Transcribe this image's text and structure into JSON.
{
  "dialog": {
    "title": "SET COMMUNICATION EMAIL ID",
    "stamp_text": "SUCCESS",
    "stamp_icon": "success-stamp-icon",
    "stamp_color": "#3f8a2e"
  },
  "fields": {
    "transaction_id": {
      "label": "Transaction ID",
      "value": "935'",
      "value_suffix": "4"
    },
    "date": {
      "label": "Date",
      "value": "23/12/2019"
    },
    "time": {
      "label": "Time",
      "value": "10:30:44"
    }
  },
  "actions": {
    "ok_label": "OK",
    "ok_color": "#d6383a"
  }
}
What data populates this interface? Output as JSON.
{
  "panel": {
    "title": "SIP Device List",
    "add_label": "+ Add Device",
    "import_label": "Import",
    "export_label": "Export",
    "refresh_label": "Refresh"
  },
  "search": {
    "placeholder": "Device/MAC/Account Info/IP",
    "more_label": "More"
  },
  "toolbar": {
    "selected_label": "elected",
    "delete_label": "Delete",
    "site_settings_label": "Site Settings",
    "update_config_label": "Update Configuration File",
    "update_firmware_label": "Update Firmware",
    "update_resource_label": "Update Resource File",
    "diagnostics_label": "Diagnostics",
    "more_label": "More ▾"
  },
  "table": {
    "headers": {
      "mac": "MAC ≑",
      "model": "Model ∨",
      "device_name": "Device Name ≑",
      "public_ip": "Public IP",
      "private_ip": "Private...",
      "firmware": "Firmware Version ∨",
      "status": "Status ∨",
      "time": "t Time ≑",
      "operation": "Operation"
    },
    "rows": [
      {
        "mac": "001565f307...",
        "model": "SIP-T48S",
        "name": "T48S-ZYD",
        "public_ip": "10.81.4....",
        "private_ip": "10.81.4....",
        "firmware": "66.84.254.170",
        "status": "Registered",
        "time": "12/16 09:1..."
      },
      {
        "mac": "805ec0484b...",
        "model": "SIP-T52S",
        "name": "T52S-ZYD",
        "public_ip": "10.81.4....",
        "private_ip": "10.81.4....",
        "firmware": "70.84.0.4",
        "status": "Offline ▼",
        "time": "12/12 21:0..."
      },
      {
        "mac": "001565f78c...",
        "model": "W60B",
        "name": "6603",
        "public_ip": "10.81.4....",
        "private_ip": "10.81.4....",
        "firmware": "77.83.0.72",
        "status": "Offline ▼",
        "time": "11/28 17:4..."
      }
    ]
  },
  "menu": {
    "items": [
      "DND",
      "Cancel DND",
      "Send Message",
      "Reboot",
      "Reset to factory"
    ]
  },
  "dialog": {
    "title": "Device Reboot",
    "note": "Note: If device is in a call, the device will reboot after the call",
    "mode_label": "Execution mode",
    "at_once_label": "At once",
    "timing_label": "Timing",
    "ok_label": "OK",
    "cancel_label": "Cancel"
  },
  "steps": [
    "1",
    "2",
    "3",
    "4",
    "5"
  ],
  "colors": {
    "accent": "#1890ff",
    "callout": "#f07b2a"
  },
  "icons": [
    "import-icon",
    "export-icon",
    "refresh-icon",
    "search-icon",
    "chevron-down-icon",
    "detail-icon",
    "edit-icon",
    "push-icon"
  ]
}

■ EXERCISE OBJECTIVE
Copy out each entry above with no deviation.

■ WRITTEN ANSWER
Transcribe this image's text and structure into JSON.
{
  "dialog": {
    "title": "SET COMMUNICATION EMAIL ID",
    "stamp_text": "SUCCESS",
    "stamp_icon": "success-stamp-icon",
    "stamp_color": "#3f8a2e"
  },
  "fields": {
    "transaction_id": {
      "label": "Transaction ID",
      "value": "935'",
      "value_suffix": "4"
    },
    "date": {
      "label": "Date",
      "value": "23/12/2019"
    },
    "time": {
      "label": "Time",
      "value": "10:30:44"
    }
  },
  "actions": {
    "ok_label": "OK",
    "ok_color": "#d6383a"
  }
}
What data populates this interface? Output as JSON.
{
  "panel": {
    "title": "SIP Device List",
    "add_label": "+ Add Device",
    "import_label": "Import",
    "export_label": "Export",
    "refresh_label": "Refresh"
  },
  "search": {
    "placeholder": "Device/MAC/Account Info/IP",
    "more_label": "More"
  },
  "toolbar": {
    "selected_label": "elected",
    "delete_label": "Delete",
    "site_settings_label": "Site Settings",
    "update_config_label": "Update Configuration File",
    "update_firmware_label": "Update Firmware",
    "update_resource_label": "Update Resource File",
    "diagnostics_label": "Diagnostics",
    "more_label": "More ▾"
  },
  "table": {
    "headers": {
      "mac": "MAC ≑",
      "model": "Model ∨",
      "device_name": "Device Name ≑",
      "public_ip": "Public IP",
      "private_ip": "Private...",
      "firmware": "Firmware Version ∨",
      "status": "Status ∨",
      "time": "t Time ≑",
      "operation": "Operation"
    },
    "rows": [
      {
        "mac": "001565f307...",
        "model": "SIP-T48S",
        "name": "T48S-ZYD",
        "public_ip": "10.81.4....",
        "private_ip": "10.81.4....",
        "firmware": "66.84.254.170",
        "status": "Registered",
        "time": "12/16 09:1..."
      },
      {
        "mac": "805ec0484b...",
        "model": "SIP-T52S",
        "name": "T52S-ZYD",
        "public_ip": "10.81.4....",
        "private_ip": "10.81.4....",
        "firmware": "70.84.0.4",
        "status": "Offline ▼",
        "time": "12/12 21:0..."
      },
      {
        "mac": "001565f78c...",
        "model": "W60B",
        "name": "6603",
        "public_ip": "10.81.4....",
        "private_ip": "10.81.4....",
        "firmware": "77.83.0.72",
        "status": "Offline ▼",
        "time": "11/28 17:4..."
      }
    ]
  },
  "menu": {
    "items": [
      "DND",
      "Cancel DND",
      "Send Message",
      "Reboot",
      "Reset to factory"
    ]
  },
  "dialog": {
    "title": "Device Reboot",
    "note": "Note: If device is in a call, the device will reboot after the call",
    "mode_label": "Execution mode",
    "at_once_label": "At once",
    "timing_label": "Timing",
    "ok_label": "OK",
    "cancel_label": "Cancel"
  },
  "steps": [
    "1",
    "2",
    "3",
    "4",
    "5"
  ],
  "colors": {
    "accent": "#1890ff",
    "callout": "#f07b2a"
  },
  "icons": [
    "import-icon",
    "export-icon",
    "refresh-icon",
    "search-icon",
    "chevron-down-icon",
    "detail-icon",
    "edit-icon",
    "push-icon"
  ]
}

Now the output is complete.